Repeat each entry below exactly, omitting any picture it holds.

DATA EXCERPTS START

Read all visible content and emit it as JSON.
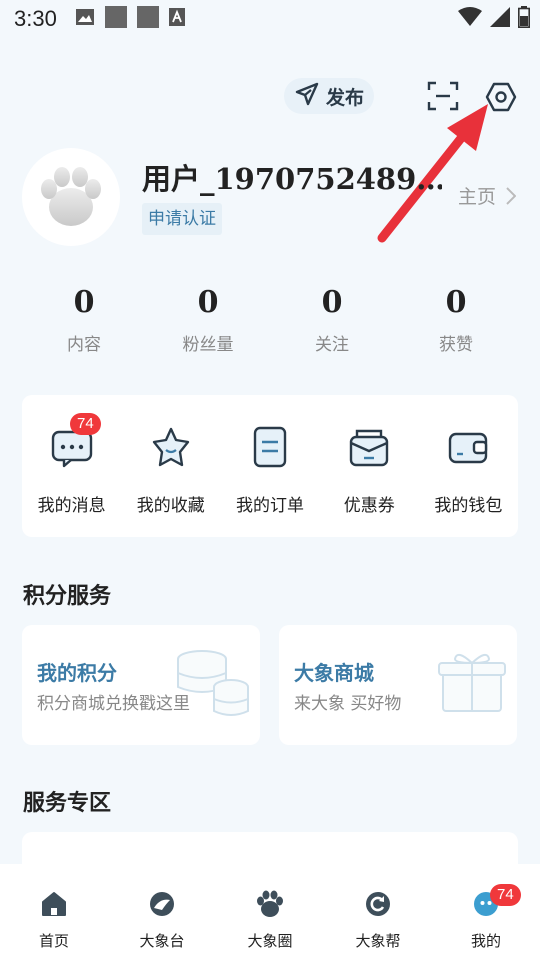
{
  "status_bar": {
    "time": "3:30"
  },
  "topbar": {
    "publish_label": "发布"
  },
  "profile": {
    "username": "用户_1970752489…",
    "verify_label": "申请认证",
    "homepage_label": "主页"
  },
  "stats": [
    {
      "value": "0",
      "label": "内容"
    },
    {
      "value": "0",
      "label": "粉丝量"
    },
    {
      "value": "0",
      "label": "关注"
    },
    {
      "value": "0",
      "label": "获赞"
    }
  ],
  "quick_actions": [
    {
      "label": "我的消息",
      "badge": "74",
      "icon": "message-icon"
    },
    {
      "label": "我的收藏",
      "icon": "star-icon"
    },
    {
      "label": "我的订单",
      "icon": "order-icon"
    },
    {
      "label": "优惠券",
      "icon": "coupon-icon"
    },
    {
      "label": "我的钱包",
      "icon": "wallet-icon"
    }
  ],
  "points_section": {
    "title": "积分服务",
    "cards": [
      {
        "title": "我的积分",
        "subtitle": "积分商城兑换戳这里",
        "icon": "coins-icon"
      },
      {
        "title": "大象商城",
        "subtitle": "来大象  买好物",
        "icon": "gift-box-icon"
      }
    ]
  },
  "service_section": {
    "title": "服务专区"
  },
  "tabbar": [
    {
      "label": "首页",
      "icon": "home-icon"
    },
    {
      "label": "大象台",
      "icon": "elephant-tv-icon"
    },
    {
      "label": "大象圈",
      "icon": "paw-icon"
    },
    {
      "label": "大象帮",
      "icon": "help-icon"
    },
    {
      "label": "我的",
      "icon": "profile-icon",
      "badge": "74"
    }
  ],
  "colors": {
    "accent": "#3c7ba6",
    "badge": "#f0383b",
    "arrow": "#e8313a",
    "background": "#f3f8fc"
  }
}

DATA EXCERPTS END

-- RESULT FOR THIS TASK --
Read all visible content and emit it as JSON.
{
  "status_bar": {
    "time": "3:30"
  },
  "topbar": {
    "publish_label": "发布"
  },
  "profile": {
    "username": "用户_1970752489…",
    "verify_label": "申请认证",
    "homepage_label": "主页"
  },
  "stats": [
    {
      "value": "0",
      "label": "内容"
    },
    {
      "value": "0",
      "label": "粉丝量"
    },
    {
      "value": "0",
      "label": "关注"
    },
    {
      "value": "0",
      "label": "获赞"
    }
  ],
  "quick_actions": [
    {
      "label": "我的消息",
      "badge": "74",
      "icon": "message-icon"
    },
    {
      "label": "我的收藏",
      "icon": "star-icon"
    },
    {
      "label": "我的订单",
      "icon": "order-icon"
    },
    {
      "label": "优惠券",
      "icon": "coupon-icon"
    },
    {
      "label": "我的钱包",
      "icon": "wallet-icon"
    }
  ],
  "points_section": {
    "title": "积分服务",
    "cards": [
      {
        "title": "我的积分",
        "subtitle": "积分商城兑换戳这里",
        "icon": "coins-icon"
      },
      {
        "title": "大象商城",
        "subtitle": "来大象  买好物",
        "icon": "gift-box-icon"
      }
    ]
  },
  "service_section": {
    "title": "服务专区"
  },
  "tabbar": [
    {
      "label": "首页",
      "icon": "home-icon"
    },
    {
      "label": "大象台",
      "icon": "elephant-tv-icon"
    },
    {
      "label": "大象圈",
      "icon": "paw-icon"
    },
    {
      "label": "大象帮",
      "icon": "help-icon"
    },
    {
      "label": "我的",
      "icon": "profile-icon",
      "badge": "74"
    }
  ],
  "colors": {
    "accent": "#3c7ba6",
    "badge": "#f0383b",
    "arrow": "#e8313a",
    "background": "#f3f8fc"
  }
}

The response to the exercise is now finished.